I went to university to study Geology, and one day in the early 1970s startled my dad with the revelation that fossil energy resources are finite, a problem which captivated his immagination; having lost his dear wife, Shirley to a rare liver disease, he was ready for something new; with his new wife Sharon, and a new outlook on life, they moved to Albuquerque New Mexico where he took the post of Dean of Engineering, where he invested his creative energy in alternative energy and entepreneural engineering, as well as putting his social conscience to work finding ways to bring minorities into the engineering profession, and helping to develop engineering programs in third world countries around the world.

Dad was raised Baptist, but his response to the horrors of WWII was to become a member of the Religious Society of Friends (Quakers), in which I was raised, and which he has remained active all his adult life. I don't think dad ever has understood how my becoming Catholic is a logical and rational thing to do based on the foundation he laid in my childhood; the boogy-man of Catholicism used to terrify him as a child he never really outgrew, but he did not oppose it, seeing it as something that filled an obscure need of mine, never grasping the nature of the relationship.

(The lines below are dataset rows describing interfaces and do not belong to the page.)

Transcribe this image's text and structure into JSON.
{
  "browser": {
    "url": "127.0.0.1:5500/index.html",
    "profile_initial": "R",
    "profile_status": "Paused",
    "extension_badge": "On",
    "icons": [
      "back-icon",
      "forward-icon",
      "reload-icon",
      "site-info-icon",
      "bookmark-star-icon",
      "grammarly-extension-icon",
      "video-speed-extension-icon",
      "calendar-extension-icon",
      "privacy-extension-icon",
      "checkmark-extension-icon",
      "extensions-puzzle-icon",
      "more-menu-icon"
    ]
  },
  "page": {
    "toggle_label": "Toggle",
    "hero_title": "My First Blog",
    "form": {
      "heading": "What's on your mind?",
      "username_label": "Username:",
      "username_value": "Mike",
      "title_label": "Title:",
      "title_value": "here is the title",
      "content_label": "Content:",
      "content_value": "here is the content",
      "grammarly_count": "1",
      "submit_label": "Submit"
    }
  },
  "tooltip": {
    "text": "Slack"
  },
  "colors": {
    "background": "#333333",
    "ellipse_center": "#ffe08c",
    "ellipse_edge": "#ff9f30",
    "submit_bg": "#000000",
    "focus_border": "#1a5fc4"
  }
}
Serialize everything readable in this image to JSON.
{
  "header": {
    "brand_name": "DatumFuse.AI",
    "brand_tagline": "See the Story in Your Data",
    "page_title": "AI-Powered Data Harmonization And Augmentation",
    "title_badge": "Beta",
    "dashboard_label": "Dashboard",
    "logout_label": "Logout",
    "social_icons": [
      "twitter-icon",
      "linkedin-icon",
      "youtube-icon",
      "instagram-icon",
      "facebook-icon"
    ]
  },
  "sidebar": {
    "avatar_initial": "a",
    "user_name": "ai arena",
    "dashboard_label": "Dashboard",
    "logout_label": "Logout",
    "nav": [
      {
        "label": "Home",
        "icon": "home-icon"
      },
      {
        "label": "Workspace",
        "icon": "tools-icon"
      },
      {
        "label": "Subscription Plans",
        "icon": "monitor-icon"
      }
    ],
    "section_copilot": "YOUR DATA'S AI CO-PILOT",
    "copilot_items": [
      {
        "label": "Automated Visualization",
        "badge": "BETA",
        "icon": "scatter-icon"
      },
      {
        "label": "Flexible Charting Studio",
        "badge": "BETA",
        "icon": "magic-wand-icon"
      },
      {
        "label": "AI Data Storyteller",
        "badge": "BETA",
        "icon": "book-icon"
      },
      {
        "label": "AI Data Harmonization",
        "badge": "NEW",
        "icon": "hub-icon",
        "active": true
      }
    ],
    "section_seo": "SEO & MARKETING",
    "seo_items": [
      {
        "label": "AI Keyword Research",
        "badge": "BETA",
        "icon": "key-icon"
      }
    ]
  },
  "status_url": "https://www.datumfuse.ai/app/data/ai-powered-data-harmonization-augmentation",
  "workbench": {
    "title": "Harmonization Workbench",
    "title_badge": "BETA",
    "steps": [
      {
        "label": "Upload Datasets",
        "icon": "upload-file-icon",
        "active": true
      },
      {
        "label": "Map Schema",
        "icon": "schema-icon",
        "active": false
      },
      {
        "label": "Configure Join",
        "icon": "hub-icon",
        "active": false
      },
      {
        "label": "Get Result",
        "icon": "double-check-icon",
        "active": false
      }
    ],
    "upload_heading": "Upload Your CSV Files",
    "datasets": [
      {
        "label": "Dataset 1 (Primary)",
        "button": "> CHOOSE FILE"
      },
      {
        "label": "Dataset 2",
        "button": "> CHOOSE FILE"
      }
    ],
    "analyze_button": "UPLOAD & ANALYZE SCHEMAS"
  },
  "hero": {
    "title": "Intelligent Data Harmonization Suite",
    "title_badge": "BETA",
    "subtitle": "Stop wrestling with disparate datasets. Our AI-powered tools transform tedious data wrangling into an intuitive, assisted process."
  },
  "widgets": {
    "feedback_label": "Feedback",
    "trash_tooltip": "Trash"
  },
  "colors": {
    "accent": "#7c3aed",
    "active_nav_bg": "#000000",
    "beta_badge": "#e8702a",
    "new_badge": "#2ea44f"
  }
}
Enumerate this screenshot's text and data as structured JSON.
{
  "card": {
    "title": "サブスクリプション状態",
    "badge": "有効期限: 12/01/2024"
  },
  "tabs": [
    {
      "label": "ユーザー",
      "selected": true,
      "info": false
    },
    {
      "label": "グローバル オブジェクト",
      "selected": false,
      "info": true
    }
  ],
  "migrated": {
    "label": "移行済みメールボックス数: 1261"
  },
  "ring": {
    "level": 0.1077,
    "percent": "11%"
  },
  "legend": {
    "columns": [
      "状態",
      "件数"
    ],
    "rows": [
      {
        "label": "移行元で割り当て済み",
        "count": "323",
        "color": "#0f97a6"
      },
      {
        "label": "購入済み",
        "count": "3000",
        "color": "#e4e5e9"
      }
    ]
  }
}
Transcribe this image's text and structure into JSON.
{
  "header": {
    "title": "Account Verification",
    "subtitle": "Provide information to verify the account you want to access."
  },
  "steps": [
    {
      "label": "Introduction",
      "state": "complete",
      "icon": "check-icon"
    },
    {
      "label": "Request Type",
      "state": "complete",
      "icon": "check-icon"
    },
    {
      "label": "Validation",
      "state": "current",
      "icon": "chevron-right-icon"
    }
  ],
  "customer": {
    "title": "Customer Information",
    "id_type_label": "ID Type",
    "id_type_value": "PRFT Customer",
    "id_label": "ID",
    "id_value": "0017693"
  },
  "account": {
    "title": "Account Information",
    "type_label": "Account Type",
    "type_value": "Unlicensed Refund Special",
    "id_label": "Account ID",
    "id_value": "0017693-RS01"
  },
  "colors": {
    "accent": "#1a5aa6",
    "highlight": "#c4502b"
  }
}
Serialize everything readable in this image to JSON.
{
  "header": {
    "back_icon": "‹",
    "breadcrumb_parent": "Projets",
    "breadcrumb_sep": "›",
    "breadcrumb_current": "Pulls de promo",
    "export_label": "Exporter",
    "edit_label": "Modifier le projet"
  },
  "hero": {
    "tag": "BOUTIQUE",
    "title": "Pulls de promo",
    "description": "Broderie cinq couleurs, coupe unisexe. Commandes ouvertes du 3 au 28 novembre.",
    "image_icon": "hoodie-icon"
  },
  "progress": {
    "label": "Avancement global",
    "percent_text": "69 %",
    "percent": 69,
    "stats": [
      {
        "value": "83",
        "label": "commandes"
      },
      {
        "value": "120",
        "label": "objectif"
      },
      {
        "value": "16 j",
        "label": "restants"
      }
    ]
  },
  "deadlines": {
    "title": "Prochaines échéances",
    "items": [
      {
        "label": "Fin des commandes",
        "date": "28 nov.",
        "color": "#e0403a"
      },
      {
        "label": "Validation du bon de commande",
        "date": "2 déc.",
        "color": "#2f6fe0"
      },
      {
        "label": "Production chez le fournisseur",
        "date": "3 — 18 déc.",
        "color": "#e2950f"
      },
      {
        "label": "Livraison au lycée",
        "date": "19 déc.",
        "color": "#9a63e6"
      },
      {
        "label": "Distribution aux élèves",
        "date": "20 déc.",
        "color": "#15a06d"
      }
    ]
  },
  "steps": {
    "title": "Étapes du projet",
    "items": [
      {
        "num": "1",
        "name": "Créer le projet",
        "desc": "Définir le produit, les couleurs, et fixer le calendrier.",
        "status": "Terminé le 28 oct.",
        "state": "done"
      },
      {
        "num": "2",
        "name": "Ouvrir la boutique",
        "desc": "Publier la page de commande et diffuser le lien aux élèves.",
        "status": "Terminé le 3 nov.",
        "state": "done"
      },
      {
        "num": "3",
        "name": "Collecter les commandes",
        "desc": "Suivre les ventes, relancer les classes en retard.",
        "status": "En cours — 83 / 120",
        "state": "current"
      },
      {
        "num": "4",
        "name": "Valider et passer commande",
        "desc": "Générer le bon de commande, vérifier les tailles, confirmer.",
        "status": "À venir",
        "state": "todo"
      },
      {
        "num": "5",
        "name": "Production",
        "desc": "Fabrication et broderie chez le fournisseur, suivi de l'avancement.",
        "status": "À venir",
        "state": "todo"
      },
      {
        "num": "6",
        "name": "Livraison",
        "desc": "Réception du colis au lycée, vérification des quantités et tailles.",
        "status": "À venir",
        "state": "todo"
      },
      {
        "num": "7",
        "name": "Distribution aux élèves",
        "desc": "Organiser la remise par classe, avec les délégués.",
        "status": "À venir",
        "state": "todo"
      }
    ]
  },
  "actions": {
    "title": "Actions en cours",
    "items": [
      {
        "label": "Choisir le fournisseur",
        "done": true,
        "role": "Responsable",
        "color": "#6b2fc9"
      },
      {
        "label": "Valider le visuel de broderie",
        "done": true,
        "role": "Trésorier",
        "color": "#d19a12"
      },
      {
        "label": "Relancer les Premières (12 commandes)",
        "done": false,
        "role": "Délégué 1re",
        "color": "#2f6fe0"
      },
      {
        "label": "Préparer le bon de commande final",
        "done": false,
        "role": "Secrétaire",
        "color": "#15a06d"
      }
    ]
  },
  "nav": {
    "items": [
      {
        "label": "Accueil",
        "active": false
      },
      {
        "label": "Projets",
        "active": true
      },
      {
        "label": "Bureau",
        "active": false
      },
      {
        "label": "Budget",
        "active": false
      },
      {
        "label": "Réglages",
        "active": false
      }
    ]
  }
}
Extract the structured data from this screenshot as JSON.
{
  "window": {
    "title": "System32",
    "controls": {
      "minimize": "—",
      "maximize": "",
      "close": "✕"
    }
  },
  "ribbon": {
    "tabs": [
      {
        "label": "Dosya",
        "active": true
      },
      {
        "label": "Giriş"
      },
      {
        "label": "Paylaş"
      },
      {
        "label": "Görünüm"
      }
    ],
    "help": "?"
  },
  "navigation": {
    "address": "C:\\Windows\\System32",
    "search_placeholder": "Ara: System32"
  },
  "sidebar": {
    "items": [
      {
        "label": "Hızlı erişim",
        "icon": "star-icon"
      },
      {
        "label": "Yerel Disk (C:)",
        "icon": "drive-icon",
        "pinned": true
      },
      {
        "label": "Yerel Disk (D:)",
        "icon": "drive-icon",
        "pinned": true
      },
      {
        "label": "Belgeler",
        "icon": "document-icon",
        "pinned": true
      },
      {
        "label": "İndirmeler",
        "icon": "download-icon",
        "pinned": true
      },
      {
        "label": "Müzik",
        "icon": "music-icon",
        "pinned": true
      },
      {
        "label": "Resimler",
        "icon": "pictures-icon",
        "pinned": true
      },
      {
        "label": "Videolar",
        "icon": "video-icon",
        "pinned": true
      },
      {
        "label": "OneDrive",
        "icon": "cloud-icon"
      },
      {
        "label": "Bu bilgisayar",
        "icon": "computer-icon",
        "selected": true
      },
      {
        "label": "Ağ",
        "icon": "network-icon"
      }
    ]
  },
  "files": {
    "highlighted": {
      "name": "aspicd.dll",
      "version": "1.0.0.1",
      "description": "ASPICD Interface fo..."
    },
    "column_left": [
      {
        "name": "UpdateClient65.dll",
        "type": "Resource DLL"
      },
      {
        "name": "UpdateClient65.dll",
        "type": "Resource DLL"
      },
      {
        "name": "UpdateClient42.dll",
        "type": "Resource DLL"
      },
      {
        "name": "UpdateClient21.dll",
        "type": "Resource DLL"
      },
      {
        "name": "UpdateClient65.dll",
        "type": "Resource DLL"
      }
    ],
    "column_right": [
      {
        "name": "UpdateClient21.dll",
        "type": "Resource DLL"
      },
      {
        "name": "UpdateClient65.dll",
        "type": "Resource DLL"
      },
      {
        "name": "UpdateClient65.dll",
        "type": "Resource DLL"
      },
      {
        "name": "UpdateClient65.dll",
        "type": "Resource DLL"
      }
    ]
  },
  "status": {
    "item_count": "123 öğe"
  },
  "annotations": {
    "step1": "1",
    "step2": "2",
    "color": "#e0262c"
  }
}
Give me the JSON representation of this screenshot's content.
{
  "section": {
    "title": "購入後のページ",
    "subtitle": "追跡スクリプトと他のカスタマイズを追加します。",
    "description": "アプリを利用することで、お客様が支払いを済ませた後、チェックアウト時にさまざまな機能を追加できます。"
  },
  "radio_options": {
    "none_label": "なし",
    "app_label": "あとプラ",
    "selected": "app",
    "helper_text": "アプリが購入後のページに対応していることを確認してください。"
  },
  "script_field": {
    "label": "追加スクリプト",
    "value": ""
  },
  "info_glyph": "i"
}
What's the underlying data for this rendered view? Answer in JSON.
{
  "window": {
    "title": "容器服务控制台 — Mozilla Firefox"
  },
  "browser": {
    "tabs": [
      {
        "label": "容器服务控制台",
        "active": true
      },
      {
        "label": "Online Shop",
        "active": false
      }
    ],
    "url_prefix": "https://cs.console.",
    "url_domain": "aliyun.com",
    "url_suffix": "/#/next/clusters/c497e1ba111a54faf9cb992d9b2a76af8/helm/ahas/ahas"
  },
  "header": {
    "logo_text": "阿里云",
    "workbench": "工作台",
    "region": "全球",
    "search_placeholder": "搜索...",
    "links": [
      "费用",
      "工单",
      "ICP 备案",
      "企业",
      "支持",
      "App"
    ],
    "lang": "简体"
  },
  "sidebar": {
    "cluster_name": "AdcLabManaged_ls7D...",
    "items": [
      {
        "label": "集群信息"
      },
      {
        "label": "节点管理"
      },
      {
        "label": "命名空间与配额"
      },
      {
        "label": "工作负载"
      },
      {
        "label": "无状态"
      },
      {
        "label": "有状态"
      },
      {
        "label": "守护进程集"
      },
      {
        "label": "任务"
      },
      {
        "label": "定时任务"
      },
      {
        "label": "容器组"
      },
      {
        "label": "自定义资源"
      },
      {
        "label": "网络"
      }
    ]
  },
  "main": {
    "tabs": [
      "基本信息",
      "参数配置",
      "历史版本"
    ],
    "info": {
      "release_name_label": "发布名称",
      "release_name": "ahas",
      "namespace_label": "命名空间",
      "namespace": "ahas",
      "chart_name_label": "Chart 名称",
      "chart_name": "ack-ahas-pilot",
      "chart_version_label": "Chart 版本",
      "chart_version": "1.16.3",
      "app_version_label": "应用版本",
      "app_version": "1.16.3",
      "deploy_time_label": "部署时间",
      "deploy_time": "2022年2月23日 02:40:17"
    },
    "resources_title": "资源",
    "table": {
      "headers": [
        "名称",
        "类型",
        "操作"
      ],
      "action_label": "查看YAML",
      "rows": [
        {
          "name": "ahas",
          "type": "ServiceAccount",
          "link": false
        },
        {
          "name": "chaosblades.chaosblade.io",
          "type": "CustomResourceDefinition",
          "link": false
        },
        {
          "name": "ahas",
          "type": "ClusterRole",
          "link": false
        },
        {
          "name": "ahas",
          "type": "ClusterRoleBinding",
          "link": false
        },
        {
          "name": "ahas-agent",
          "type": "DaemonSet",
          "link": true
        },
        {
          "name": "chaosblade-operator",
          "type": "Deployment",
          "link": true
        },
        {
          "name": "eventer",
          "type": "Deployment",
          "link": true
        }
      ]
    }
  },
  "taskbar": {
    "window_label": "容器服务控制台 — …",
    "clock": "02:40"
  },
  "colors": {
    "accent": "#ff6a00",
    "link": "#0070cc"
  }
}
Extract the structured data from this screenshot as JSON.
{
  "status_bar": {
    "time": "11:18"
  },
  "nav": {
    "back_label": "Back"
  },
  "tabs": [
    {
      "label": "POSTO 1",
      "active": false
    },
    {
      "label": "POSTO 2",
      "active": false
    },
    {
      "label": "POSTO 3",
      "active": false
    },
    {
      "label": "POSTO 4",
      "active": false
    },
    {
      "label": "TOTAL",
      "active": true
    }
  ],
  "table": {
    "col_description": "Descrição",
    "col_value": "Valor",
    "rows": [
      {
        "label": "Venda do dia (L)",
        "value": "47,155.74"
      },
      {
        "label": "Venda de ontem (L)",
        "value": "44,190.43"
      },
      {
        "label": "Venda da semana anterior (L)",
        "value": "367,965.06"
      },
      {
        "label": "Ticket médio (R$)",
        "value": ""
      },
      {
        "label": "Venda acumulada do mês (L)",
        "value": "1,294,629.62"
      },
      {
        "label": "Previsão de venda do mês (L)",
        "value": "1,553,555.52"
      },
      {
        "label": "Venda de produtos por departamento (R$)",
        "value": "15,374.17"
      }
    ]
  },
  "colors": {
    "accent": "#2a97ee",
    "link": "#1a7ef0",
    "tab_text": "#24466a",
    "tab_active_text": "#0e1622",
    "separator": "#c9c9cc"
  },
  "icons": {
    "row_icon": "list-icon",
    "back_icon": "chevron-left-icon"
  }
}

And so as William A Gross (Bill) spends his last days in hospice, I beg your prayers for him and his beloved Sherry, and I also thank God for the gifts which He gave me through his servant Bill. We all fall short of the glory of God, but this dear man taught me as a child an invaluable lesson while camping: "Always leave a place better than you found it." until last week I didn't really appreciate how this lesson from the campground shapes life in general, and relations with people in particular.

Thanks to Anita at V-ForVictory who put out the earlier call for prayers while I was in Phoenix and Albuquerque with dad. it was a tremendous gift to spend those days with both dad and Sherry. thank you for your prayers. And thanks for indulging a bit of memory lane wandering.


  1. I feel awed at being on your blog, Mark .. lol .. thanks, for the information re your dad. You speak of him with reverence and love.

  2. We will be praying for him! Sounds like an amazing man.

  3. As a computer geek, I salute your father.

    As a priest, I offer you my prayers for him and all the family at this difficult time.